He further added that Canada had remained to be disturbed by the reported confinement and intimidation of journalists and political leaders in the South Asian country. There has been alleged harassment of the minorities in the country. People have strangely disappeared and there have been alleged illegal murders. Even though there have been assumptions that Canada may boycott the next Commonwealth summit to be held in Sri Lanka, Mr Harper’s confirmation at the Asia-Pacific Economic Cooperation meet now makes it official. In addition to the boycott, Prime Minister Stephen Harper warned that Canada might cut off its funding to the Commonwealth organisation on the grounds of the consistent reports of alleged human rights violation in the host country. Mr Harper was speaking at the APEC summit when he expressed that the decision to boycott the summit had been made with a “heavy heart”. Canada’s decision to boycott the Commonwealth summit this year does not, however, come as a surprise as it has been expressing its desire to do so since 2011 when the Commonwealth leaders’ meet was held in Australia . On the other hand, Mr Harper’s candid views on the political condition of Sri Lanka create the ripples. The Commonwealth organisation was formed with 54 nations who were under the British rule in the past and are now facing economic crisis to exist on the global platform. Canada’s decision to boycott the summit may come as a double blow as the U.S. President Barack Obama is not going to be able to present at the meet due to the budget crisis at Washington.

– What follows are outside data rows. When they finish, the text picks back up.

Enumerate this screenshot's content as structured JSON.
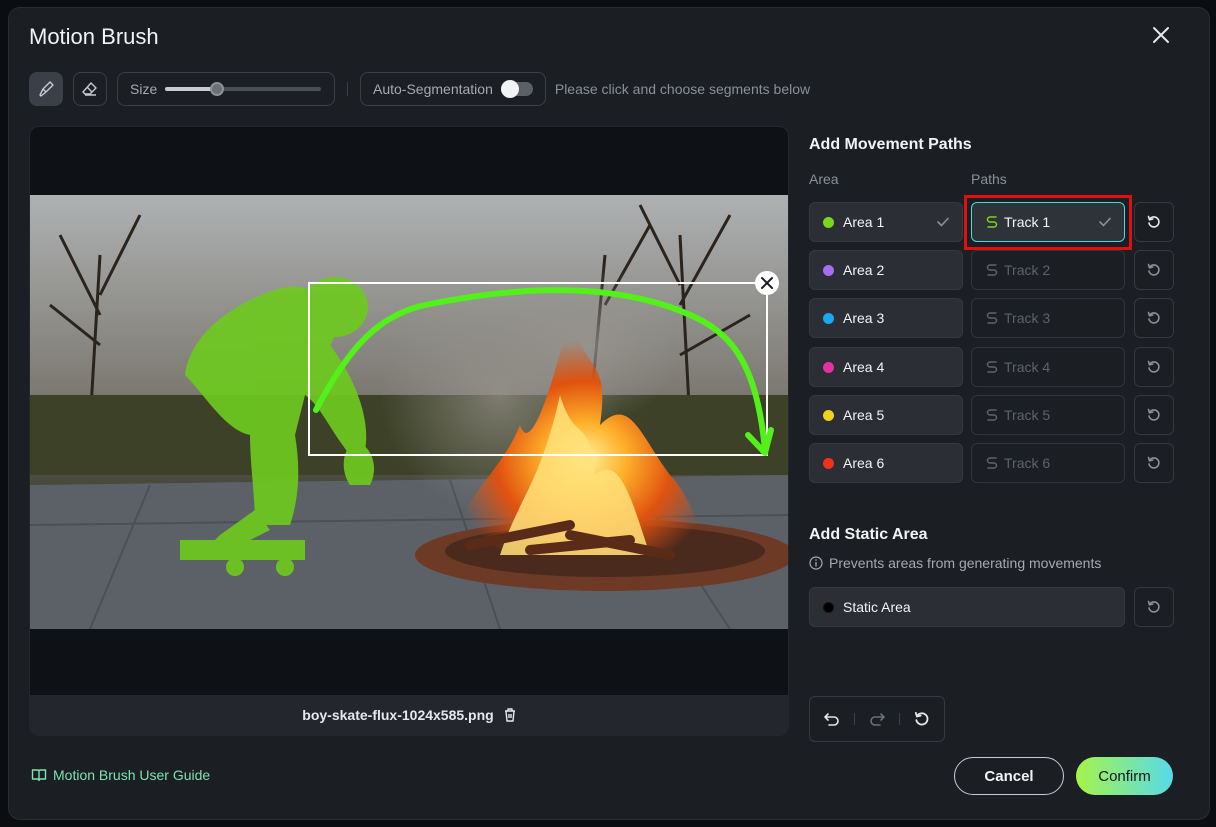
{
  "dialog": {
    "title": "Motion Brush"
  },
  "toolbar": {
    "size_label": "Size",
    "size_value": 0.33,
    "auto_seg_label": "Auto-Segmentation",
    "auto_seg_on": false,
    "hint": "Please click and choose segments below"
  },
  "canvas": {
    "filename": "boy-skate-flux-1024x585.png"
  },
  "movement": {
    "title": "Add Movement Paths",
    "area_col": "Area",
    "paths_col": "Paths",
    "rows": [
      {
        "area": "Area 1",
        "color": "#7ad61c",
        "track": "Track 1",
        "area_done": true,
        "track_active": true
      },
      {
        "area": "Area 2",
        "color": "#a56ef0",
        "track": "Track 2"
      },
      {
        "area": "Area 3",
        "color": "#1aa8f0",
        "track": "Track 3"
      },
      {
        "area": "Area 4",
        "color": "#e62fa0",
        "track": "Track 4"
      },
      {
        "area": "Area 5",
        "color": "#f0d21a",
        "track": "Track 5"
      },
      {
        "area": "Area 6",
        "color": "#f0321a",
        "track": "Track 6"
      }
    ]
  },
  "static": {
    "title": "Add Static Area",
    "note": "Prevents areas from generating movements",
    "label": "Static Area",
    "color": "#000000"
  },
  "footer": {
    "guide": "Motion Brush User Guide",
    "cancel": "Cancel",
    "confirm": "Confirm"
  }
}
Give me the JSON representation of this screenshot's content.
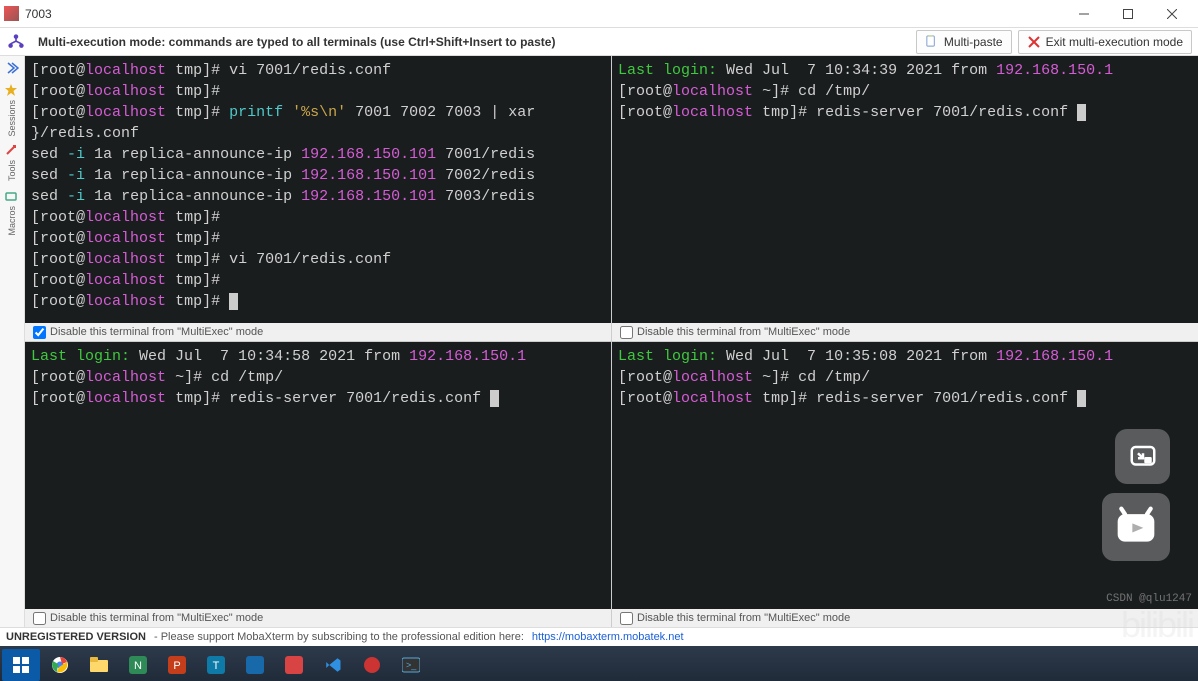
{
  "window": {
    "title": "7003"
  },
  "toolbar": {
    "mode_label": "Multi-execution mode: commands are typed to all terminals (use Ctrl+Shift+Insert to paste)",
    "multipaste_label": "Multi-paste",
    "exit_label": "Exit multi-execution mode"
  },
  "sidebar": {
    "items": [
      "Sessions",
      "Tools",
      "Macros"
    ]
  },
  "panes": [
    {
      "disable_label": "Disable this terminal from \"MultiExec\" mode",
      "disable_checked": true,
      "lines": {
        "prompt_user": "root",
        "prompt_host": "localhost",
        "prompt_path": "tmp",
        "l0_cmd": "vi 7001/redis.conf",
        "l2_cmd": "printf",
        "l2_arg1": "'%s\\n'",
        "l2_nums": "7001 7002 7003",
        "l2_pipe": "| xar",
        "l3": "}/redis.conf",
        "sed_cmd": "sed",
        "sed_flag": "-i",
        "sed_args": "1a replica-announce-ip",
        "sed_ip": "192.168.150.101",
        "sed_f1": "7001/redis",
        "sed_f2": "7002/redis",
        "sed_f3": "7003/redis",
        "l9_cmd": "vi 7001/redis.conf"
      }
    },
    {
      "disable_label": "Disable this terminal from \"MultiExec\" mode",
      "disable_checked": false,
      "lines": {
        "last_login_lbl": "Last login:",
        "last_login_date": "Wed Jul  7 10:34:39 2021 from",
        "last_login_ip": "192.168.150.1",
        "prompt_user": "root",
        "prompt_host": "localhost",
        "home_path": "~",
        "tmp_path": "tmp",
        "cd_cmd": "cd /tmp/",
        "redis_cmd": "redis-server 7001/redis.conf"
      }
    },
    {
      "disable_label": "Disable this terminal from \"MultiExec\" mode",
      "disable_checked": false,
      "lines": {
        "last_login_lbl": "Last login:",
        "last_login_date": "Wed Jul  7 10:34:58 2021 from",
        "last_login_ip": "192.168.150.1",
        "prompt_user": "root",
        "prompt_host": "localhost",
        "home_path": "~",
        "tmp_path": "tmp",
        "cd_cmd": "cd /tmp/",
        "redis_cmd": "redis-server 7001/redis.conf"
      }
    },
    {
      "disable_label": "Disable this terminal from \"MultiExec\" mode",
      "disable_checked": false,
      "lines": {
        "last_login_lbl": "Last login:",
        "last_login_date": "Wed Jul  7 10:35:08 2021 from",
        "last_login_ip": "192.168.150.1",
        "prompt_user": "root",
        "prompt_host": "localhost",
        "home_path": "~",
        "tmp_path": "tmp",
        "cd_cmd": "cd /tmp/",
        "redis_cmd": "redis-server 7001/redis.conf"
      }
    }
  ],
  "statusbar": {
    "unreg": "UNREGISTERED VERSION",
    "support": "- Please support MobaXterm by subscribing to the professional edition here:",
    "url": "https://mobaxterm.mobatek.net"
  },
  "watermark": "CSDN @qlu1247",
  "bili": "bilibili"
}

Patinio, Philippine News Agency October 8, 2013 2:45 AM InterAksyon.com The online news portal of TV5 MANILA, Philippines – Job opportunities await many Filipinos planning to work in Canada with the signing of a Memorandum of Understanding (MOU) between the Department of Labor and Employment (DOLE) and the Canadian government. With the MOU, Labor undersecretary Danilo Cruz said that the signing of the agreement will open possible work prospects for Filipino workers as the Canadian government is looking at the Philippines and other Asian countries to fill out at least 14,000 job vacancies in Saskatchewan to keep up with the labor demands of its still growing economy. Over the last four years, the Philippines has become the largest source country for both immigrants and temporary workers for Canada, overtaking China and India as the traditional sources, he said at the sidelines of the signing held in Makati City on Monday. Cruz, together with the contingent from Saskatchewan province of Canada led by its Premier, Brad Wall, signed the MOU which aims to upgrade the provision of the previous MOU between both countries in 2006. According to the Canadian official, some employers from Saskatchewan, which is one of the economic powerhouses in Canada, are currently here in the country to hire workers for an initial 150 job vacancies. However, he noted that they expect to hire more workers in the coming months. Not very long ago, we have a hundred (migrants) per year. Now we have about 3,000 per year and we still have a labor shortage, Wall added. The updated MOU will contain the following new provisions: identification of cooperation priorities; exchange of information; prohibition of charging of recruitment fees to workers; enjoining the employers recruiting overseas Filipinos workers (OFW) outside the Philippines to course hiring in the nearest Philippine Overseas Labor Office (POLO); enforcement of regulations to protect workers. Among the most in-demand jobs in Canada are in the fields of business, natural and applied sciences, health, social science, education, government service, trade, transportation, oil and gas processing and manufacturing. If you go in a website called Saskjobs.Ca today there are usually around 10,000 unfilled jobs. So in order to keep our economy growing we need to focus on the labor shortage and a part of that is international recruitment, Wall said. He added that many Canadian employers prefer Filipinos because of their fluency in the English language and commendable work ethics.